Task statement: Below are the records; collect from them each line containing the string "Gartenarbeiten".

Records shown:
▼

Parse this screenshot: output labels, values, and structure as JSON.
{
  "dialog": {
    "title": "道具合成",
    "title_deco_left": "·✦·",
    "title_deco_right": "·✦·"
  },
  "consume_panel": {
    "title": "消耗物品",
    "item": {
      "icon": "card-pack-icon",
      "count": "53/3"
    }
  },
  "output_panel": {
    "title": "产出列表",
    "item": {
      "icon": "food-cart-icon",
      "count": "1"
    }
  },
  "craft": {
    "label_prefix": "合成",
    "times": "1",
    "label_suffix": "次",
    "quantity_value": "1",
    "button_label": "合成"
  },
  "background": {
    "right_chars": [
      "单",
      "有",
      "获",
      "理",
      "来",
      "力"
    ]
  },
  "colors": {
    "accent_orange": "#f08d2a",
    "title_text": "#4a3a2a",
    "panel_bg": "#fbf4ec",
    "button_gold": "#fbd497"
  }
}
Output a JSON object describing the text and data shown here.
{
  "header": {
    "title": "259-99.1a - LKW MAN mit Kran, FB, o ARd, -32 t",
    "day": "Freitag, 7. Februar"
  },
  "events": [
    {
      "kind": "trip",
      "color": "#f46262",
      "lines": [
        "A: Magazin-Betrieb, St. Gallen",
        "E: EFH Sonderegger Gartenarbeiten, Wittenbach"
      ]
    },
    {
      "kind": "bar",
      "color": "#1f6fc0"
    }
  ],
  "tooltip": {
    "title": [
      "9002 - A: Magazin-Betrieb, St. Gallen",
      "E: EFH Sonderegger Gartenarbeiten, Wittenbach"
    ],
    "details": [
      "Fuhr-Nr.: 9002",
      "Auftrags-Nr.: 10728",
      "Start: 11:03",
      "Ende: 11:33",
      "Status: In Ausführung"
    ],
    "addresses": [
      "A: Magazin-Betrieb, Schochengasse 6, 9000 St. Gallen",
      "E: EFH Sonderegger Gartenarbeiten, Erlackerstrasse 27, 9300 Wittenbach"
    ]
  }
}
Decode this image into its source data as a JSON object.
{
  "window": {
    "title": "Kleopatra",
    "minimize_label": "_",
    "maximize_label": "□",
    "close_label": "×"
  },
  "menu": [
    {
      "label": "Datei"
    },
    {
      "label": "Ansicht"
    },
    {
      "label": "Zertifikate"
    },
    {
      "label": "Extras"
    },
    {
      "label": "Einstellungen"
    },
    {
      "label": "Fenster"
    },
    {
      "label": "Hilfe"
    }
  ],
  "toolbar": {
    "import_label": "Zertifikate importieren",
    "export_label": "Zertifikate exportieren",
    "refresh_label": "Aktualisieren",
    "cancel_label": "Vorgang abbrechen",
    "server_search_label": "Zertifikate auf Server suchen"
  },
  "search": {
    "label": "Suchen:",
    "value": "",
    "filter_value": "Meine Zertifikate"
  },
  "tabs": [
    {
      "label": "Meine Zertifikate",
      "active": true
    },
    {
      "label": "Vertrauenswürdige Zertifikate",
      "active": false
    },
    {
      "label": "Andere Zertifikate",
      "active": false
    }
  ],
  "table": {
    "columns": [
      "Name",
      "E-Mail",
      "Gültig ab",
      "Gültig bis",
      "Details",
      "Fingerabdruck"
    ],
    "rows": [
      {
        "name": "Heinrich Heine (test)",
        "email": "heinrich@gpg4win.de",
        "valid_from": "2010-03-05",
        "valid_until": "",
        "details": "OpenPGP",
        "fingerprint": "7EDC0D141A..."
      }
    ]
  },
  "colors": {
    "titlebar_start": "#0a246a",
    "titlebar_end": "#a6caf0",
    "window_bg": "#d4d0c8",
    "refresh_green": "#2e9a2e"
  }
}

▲

Answer to this exercise:
        "E: EFH Sonderegger Gartenarbeiten, Wittenbach"
      "E: EFH Sonderegger Gartenarbeiten, Wittenbach"
      "E: EFH Sonderegger Gartenarbeiten, Erlackerstrasse 27, 9300 Wittenbach"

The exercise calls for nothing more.